Your task
Your answer should be the full set of records, printed exactly as they stand.

Given information

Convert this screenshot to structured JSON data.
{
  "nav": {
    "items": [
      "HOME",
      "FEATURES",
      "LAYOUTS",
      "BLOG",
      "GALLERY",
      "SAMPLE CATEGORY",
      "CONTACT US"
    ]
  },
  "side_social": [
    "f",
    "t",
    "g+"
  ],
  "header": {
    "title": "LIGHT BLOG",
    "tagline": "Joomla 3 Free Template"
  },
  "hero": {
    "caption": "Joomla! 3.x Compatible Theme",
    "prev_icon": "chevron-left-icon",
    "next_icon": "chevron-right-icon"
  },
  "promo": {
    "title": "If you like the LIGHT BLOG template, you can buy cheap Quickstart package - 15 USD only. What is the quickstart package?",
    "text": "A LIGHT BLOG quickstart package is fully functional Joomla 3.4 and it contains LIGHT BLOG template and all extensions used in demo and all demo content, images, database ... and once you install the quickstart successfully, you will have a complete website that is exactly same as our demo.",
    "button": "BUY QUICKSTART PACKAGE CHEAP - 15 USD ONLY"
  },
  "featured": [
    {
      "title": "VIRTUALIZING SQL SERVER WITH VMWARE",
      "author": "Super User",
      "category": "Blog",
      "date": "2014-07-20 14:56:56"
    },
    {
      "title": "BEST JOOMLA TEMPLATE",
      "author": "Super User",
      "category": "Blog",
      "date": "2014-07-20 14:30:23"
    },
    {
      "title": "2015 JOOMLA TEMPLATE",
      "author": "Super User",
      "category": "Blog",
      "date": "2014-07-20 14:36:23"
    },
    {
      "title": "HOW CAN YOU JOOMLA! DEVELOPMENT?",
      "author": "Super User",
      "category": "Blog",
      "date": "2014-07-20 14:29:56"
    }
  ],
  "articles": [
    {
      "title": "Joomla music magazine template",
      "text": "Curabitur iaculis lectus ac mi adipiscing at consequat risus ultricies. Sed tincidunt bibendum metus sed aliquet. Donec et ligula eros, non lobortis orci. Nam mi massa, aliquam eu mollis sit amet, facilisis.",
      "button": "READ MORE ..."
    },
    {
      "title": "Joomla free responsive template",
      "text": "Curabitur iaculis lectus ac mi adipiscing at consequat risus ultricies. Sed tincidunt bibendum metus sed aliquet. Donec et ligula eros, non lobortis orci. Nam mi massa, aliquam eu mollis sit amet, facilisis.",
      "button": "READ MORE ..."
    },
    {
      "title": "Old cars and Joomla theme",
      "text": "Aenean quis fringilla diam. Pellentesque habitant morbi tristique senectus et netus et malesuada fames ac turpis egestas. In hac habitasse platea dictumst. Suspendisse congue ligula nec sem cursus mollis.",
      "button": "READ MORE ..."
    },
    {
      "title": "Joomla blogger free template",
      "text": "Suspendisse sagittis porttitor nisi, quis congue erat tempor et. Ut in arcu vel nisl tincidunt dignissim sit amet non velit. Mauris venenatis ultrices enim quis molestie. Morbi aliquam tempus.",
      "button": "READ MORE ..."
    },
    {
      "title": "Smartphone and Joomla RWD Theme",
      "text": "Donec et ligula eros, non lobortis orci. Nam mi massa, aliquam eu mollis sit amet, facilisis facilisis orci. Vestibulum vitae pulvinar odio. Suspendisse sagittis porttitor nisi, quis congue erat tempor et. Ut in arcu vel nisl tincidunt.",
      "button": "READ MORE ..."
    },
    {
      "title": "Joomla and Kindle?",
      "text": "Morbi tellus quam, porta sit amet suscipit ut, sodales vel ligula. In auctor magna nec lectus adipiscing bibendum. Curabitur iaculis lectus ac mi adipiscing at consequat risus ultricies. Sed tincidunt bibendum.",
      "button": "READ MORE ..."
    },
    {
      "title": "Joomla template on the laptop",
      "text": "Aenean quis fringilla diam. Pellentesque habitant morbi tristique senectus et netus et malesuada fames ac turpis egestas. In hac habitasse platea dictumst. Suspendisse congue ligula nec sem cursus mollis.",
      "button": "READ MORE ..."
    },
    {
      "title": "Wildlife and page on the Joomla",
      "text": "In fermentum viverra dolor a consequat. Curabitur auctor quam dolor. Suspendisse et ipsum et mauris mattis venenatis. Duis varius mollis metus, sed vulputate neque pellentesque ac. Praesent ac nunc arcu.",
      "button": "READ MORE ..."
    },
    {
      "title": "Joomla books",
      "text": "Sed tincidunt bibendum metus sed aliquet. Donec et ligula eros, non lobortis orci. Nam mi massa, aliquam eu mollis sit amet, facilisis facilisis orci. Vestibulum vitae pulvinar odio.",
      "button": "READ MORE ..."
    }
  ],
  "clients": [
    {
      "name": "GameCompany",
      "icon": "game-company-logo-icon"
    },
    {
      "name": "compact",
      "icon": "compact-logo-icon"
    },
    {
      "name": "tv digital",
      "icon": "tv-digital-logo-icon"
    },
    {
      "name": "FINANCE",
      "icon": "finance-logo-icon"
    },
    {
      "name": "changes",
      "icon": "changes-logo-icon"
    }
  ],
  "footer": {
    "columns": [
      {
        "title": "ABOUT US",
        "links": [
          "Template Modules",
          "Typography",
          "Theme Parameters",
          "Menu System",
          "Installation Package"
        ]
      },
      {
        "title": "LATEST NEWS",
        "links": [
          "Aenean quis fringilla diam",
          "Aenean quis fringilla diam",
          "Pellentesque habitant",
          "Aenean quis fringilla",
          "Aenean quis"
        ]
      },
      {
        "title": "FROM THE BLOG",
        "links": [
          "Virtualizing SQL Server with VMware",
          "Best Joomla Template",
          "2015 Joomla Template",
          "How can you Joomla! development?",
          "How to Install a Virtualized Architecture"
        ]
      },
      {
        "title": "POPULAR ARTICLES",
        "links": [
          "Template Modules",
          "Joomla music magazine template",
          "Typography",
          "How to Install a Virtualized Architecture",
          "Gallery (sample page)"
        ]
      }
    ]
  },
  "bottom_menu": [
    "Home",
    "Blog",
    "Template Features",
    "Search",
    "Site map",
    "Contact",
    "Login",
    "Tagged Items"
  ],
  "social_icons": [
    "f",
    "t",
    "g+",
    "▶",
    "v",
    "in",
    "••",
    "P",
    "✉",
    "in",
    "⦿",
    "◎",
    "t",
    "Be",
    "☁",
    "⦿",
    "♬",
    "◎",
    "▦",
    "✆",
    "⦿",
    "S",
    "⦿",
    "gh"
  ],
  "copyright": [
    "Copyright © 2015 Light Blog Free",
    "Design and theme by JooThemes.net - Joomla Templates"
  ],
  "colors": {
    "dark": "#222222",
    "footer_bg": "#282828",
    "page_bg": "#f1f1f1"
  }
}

Solution
Convert this screenshot to structured JSON data.
{
  "nav": {
    "items": [
      "HOME",
      "FEATURES",
      "LAYOUTS",
      "BLOG",
      "GALLERY",
      "SAMPLE CATEGORY",
      "CONTACT US"
    ]
  },
  "side_social": [
    "f",
    "t",
    "g+"
  ],
  "header": {
    "title": "LIGHT BLOG",
    "tagline": "Joomla 3 Free Template"
  },
  "hero": {
    "caption": "Joomla! 3.x Compatible Theme",
    "prev_icon": "chevron-left-icon",
    "next_icon": "chevron-right-icon"
  },
  "promo": {
    "title": "If you like the LIGHT BLOG template, you can buy cheap Quickstart package - 15 USD only. What is the quickstart package?",
    "text": "A LIGHT BLOG quickstart package is fully functional Joomla 3.4 and it contains LIGHT BLOG template and all extensions used in demo and all demo content, images, database ... and once you install the quickstart successfully, you will have a complete website that is exactly same as our demo.",
    "button": "BUY QUICKSTART PACKAGE CHEAP - 15 USD ONLY"
  },
  "featured": [
    {
      "title": "VIRTUALIZING SQL SERVER WITH VMWARE",
      "author": "Super User",
      "category": "Blog",
      "date": "2014-07-20 14:56:56"
    },
    {
      "title": "BEST JOOMLA TEMPLATE",
      "author": "Super User",
      "category": "Blog",
      "date": "2014-07-20 14:30:23"
    },
    {
      "title": "2015 JOOMLA TEMPLATE",
      "author": "Super User",
      "category": "Blog",
      "date": "2014-07-20 14:36:23"
    },
    {
      "title": "HOW CAN YOU JOOMLA! DEVELOPMENT?",
      "author": "Super User",
      "category": "Blog",
      "date": "2014-07-20 14:29:56"
    }
  ],
  "articles": [
    {
      "title": "Joomla music magazine template",
      "text": "Curabitur iaculis lectus ac mi adipiscing at consequat risus ultricies. Sed tincidunt bibendum metus sed aliquet. Donec et ligula eros, non lobortis orci. Nam mi massa, aliquam eu mollis sit amet, facilisis.",
      "button": "READ MORE ..."
    },
    {
      "title": "Joomla free responsive template",
      "text": "Curabitur iaculis lectus ac mi adipiscing at consequat risus ultricies. Sed tincidunt bibendum metus sed aliquet. Donec et ligula eros, non lobortis orci. Nam mi massa, aliquam eu mollis sit amet, facilisis.",
      "button": "READ MORE ..."
    },
    {
      "title": "Old cars and Joomla theme",
      "text": "Aenean quis fringilla diam. Pellentesque habitant morbi tristique senectus et netus et malesuada fames ac turpis egestas. In hac habitasse platea dictumst. Suspendisse congue ligula nec sem cursus mollis.",
      "button": "READ MORE ..."
    },
    {
      "title": "Joomla blogger free template",
      "text": "Suspendisse sagittis porttitor nisi, quis congue erat tempor et. Ut in arcu vel nisl tincidunt dignissim sit amet non velit. Mauris venenatis ultrices enim quis molestie. Morbi aliquam tempus.",
      "button": "READ MORE ..."
    },
    {
      "title": "Smartphone and Joomla RWD Theme",
      "text": "Donec et ligula eros, non lobortis orci. Nam mi massa, aliquam eu mollis sit amet, facilisis facilisis orci. Vestibulum vitae pulvinar odio. Suspendisse sagittis porttitor nisi, quis congue erat tempor et. Ut in arcu vel nisl tincidunt.",
      "button": "READ MORE ..."
    },
    {
      "title": "Joomla and Kindle?",
      "text": "Morbi tellus quam, porta sit amet suscipit ut, sodales vel ligula. In auctor magna nec lectus adipiscing bibendum. Curabitur iaculis lectus ac mi adipiscing at consequat risus ultricies. Sed tincidunt bibendum.",
      "button": "READ MORE ..."
    },
    {
      "title": "Joomla template on the laptop",
      "text": "Aenean quis fringilla diam. Pellentesque habitant morbi tristique senectus et netus et malesuada fames ac turpis egestas. In hac habitasse platea dictumst. Suspendisse congue ligula nec sem cursus mollis.",
      "button": "READ MORE ..."
    },
    {
      "title": "Wildlife and page on the Joomla",
      "text": "In fermentum viverra dolor a consequat. Curabitur auctor quam dolor. Suspendisse et ipsum et mauris mattis venenatis. Duis varius mollis metus, sed vulputate neque pellentesque ac. Praesent ac nunc arcu.",
      "button": "READ MORE ..."
    },
    {
      "title": "Joomla books",
      "text": "Sed tincidunt bibendum metus sed aliquet. Donec et ligula eros, non lobortis orci. Nam mi massa, aliquam eu mollis sit amet, facilisis facilisis orci. Vestibulum vitae pulvinar odio.",
      "button": "READ MORE ..."
    }
  ],
  "clients": [
    {
      "name": "GameCompany",
      "icon": "game-company-logo-icon"
    },
    {
      "name": "compact",
      "icon": "compact-logo-icon"
    },
    {
      "name": "tv digital",
      "icon": "tv-digital-logo-icon"
    },
    {
      "name": "FINANCE",
      "icon": "finance-logo-icon"
    },
    {
      "name": "changes",
      "icon": "changes-logo-icon"
    }
  ],
  "footer": {
    "columns": [
      {
        "title": "ABOUT US",
        "links": [
          "Template Modules",
          "Typography",
          "Theme Parameters",
          "Menu System",
          "Installation Package"
        ]
      },
      {
        "title": "LATEST NEWS",
        "links": [
          "Aenean quis fringilla diam",
          "Aenean quis fringilla diam",
          "Pellentesque habitant",
          "Aenean quis fringilla",
          "Aenean quis"
        ]
      },
      {
        "title": "FROM THE BLOG",
        "links": [
          "Virtualizing SQL Server with VMware",
          "Best Joomla Template",
          "2015 Joomla Template",
          "How can you Joomla! development?",
          "How to Install a Virtualized Architecture"
        ]
      },
      {
        "title": "POPULAR ARTICLES",
        "links": [
          "Template Modules",
          "Joomla music magazine template",
          "Typography",
          "How to Install a Virtualized Architecture",
          "Gallery (sample page)"
        ]
      }
    ]
  },
  "bottom_menu": [
    "Home",
    "Blog",
    "Template Features",
    "Search",
    "Site map",
    "Contact",
    "Login",
    "Tagged Items"
  ],
  "social_icons": [
    "f",
    "t",
    "g+",
    "▶",
    "v",
    "in",
    "••",
    "P",
    "✉",
    "in",
    "⦿",
    "◎",
    "t",
    "Be",
    "☁",
    "⦿",
    "♬",
    "◎",
    "▦",
    "✆",
    "⦿",
    "S",
    "⦿",
    "gh"
  ],
  "copyright": [
    "Copyright © 2015 Light Blog Free",
    "Design and theme by JooThemes.net - Joomla Templates"
  ],
  "colors": {
    "dark": "#222222",
    "footer_bg": "#282828",
    "page_bg": "#f1f1f1"
  }
}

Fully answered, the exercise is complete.